- 116. Meiners SJ. Functional correlates of allelopathic potential in a successional plant community. Plant Ecology. 2014 Jun 1;215(6):661–72.
- 117. Vestergaard P. Temporal development of vegetation and geomorphology in a man‐made beach‐dune system by natural processes. Nordic Journal of Botany. 2004 Jul;24(3):309–26.
- 118. Miura N.The utility of LiDAR for landscape biodiversity assessment, Doctor of Philosophy (PhD), Mathematical and Geospatial Sciences, RMIT University. 2010.
- 119. Caynes RJ, Mitchell MG, Wu DS, Johansen K, Rhodes JR. Using high-resolution LiDAR data to quantify the three-dimensional structure of vegetation in urban green space. Urban Ecosystems. 2016 Dec 1;19(4):1749–65.
- 120. Wilkes P, Disney M, Vicari MB, Calders K, Burt A. Estimating urban above ground biomass with multi-scale LiDAR. Carbon balance and management. 2018 Dec;13(1):10. pmid:29943069
- 121. Snavely RA, Uyeda KA, Stow DA, O’Leary JF, Lambert J. Mapping vegetation community types in a highly disturbed landscape: integrating hierarchical object-based image analysis with lidar-derived canopy height data. International journal of remote sensing. 2019 Jun 3;40(11):4384–400.
- 122. Shwartz A, Turbé A, Julliard R, Simon L, Prévot AC. Outstanding challenges for urban conservation research and action. Global Environmental Change. 2014 Sep 1;28:39–49.
- 123. Misgav A. Visual preference of the public for vegetation groups in Israel. Landscape and Urban Planning. 2000 May 1;48(3–4):143–59.
- 124. Blackwood J, Hastings A, Costello C. Cost-effective management of invasive species using linear-quadratic control.

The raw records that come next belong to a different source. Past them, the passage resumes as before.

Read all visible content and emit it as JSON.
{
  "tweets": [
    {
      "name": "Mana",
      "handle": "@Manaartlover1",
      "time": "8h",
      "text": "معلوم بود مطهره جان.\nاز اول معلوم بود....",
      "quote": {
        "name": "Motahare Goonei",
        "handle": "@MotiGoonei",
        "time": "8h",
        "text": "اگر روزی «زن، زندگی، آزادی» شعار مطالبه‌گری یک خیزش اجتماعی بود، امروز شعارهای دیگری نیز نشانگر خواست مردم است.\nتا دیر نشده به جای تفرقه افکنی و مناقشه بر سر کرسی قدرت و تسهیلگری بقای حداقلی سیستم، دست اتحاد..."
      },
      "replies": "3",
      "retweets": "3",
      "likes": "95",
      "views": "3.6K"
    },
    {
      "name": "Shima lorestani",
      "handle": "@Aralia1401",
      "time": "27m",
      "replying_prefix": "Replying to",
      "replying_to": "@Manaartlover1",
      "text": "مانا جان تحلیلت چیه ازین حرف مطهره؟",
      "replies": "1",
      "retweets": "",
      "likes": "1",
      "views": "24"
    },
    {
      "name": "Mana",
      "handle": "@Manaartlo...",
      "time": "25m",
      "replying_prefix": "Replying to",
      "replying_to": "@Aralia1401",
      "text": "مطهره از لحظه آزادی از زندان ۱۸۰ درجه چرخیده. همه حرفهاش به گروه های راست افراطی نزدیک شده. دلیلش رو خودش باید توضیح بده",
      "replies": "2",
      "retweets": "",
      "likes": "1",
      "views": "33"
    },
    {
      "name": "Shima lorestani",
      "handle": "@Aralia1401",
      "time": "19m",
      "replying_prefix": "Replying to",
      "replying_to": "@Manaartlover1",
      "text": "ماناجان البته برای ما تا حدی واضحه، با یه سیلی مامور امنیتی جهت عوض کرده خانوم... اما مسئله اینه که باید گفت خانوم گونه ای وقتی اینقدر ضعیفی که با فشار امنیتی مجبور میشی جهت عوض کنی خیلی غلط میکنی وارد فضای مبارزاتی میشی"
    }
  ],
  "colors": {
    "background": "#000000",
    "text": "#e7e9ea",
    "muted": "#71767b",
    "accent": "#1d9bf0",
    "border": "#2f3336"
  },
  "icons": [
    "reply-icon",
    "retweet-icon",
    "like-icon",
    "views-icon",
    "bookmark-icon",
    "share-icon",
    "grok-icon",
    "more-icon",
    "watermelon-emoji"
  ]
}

Ecological Economics. 2010 Jan 15;69(3):519–27.
- 125. Huenneke LF, Thomson JK. Potential interference between a threatened endemic thistle and an invasive nonnative plant. Conservation Biology. 1995 Apr;9(2):416–25.
- 126. McDonnell MJ, Pickett ST. Ecosystem structure and function along urban-rural gradients: an unexploited opportunity for ecology. Ecology 71: 1232–1237. 1990.
- 127. Pickett ST, Burch WR, Dalton SE, Foresman TW, Grove JM, Rowntree R. A conceptual framework for the study of human ecosystems in urban areas. Urban Ecosystems. 1997 Dec 1;1(4):185–99.
- 128. Alberti M, Botsford E, Cohen A. Quantifying the urban gradient: linking urban planning and ecology. In Avian ecology and conservation in an urbanizing world 2001 (pp. 89–115). Springer, Boston, MA.
- 129. Marzluff JM, Bowman R, Donnelly R. A historical perspective on urban bird research: trends, terms, and approaches. InAvian ecology and conservation in an urbanizing world 2001 (pp. 1–17). Springer, Boston, MA.